### Instructions for the task
When a line in the data below includes "credentials", pick it out and copy it.

*** Opening of Data ***

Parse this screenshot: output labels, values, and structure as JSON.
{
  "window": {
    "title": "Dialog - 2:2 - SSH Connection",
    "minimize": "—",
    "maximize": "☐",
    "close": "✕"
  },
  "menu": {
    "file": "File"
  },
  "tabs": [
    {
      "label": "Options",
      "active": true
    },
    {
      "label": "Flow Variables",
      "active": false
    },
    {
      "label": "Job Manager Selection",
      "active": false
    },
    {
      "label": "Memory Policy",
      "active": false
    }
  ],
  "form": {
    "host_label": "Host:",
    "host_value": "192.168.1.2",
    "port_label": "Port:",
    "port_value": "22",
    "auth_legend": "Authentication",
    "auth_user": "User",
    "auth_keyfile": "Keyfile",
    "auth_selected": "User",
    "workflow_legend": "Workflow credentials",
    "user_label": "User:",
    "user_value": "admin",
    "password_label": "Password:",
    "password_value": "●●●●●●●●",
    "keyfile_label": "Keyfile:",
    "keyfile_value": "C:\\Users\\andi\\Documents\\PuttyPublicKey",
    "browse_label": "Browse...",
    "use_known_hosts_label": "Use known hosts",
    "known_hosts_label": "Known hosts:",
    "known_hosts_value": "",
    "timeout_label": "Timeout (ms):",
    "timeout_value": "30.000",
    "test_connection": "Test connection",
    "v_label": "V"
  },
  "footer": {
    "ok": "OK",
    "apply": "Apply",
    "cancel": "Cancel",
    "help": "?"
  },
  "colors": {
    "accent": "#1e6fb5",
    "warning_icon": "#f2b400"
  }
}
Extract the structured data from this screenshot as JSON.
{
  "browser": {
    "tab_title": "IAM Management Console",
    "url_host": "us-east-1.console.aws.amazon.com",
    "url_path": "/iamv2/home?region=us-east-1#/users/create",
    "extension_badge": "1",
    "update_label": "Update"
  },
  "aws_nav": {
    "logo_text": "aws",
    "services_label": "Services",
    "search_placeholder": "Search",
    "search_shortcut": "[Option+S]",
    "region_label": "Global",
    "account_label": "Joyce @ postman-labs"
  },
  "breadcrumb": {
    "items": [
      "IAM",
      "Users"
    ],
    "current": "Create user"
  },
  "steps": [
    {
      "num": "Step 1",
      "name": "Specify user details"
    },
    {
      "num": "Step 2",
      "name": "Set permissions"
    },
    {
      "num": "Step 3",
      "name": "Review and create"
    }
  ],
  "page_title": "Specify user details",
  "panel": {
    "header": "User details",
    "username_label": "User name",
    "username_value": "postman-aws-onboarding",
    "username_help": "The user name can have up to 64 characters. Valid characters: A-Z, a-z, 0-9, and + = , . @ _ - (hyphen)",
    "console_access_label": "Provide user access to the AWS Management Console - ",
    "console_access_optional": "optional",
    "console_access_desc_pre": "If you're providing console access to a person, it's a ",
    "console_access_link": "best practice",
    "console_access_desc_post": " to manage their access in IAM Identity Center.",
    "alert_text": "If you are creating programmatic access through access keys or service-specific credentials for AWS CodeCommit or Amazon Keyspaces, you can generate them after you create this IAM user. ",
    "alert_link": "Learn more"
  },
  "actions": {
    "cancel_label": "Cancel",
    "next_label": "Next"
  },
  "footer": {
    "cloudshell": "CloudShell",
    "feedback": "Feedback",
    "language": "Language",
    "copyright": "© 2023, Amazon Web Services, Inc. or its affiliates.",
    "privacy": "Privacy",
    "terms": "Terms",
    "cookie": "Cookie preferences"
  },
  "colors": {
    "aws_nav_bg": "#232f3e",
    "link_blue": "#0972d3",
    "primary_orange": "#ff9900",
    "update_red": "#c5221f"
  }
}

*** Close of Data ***

### Answer to this exercise
    "workflow_legend": "Workflow credentials",
    "alert_text": "If you are creating programmatic access through access keys or service-specific credentials for AWS CodeCommit or Amazon Keyspaces, you can generate them after you create this IAM user. ",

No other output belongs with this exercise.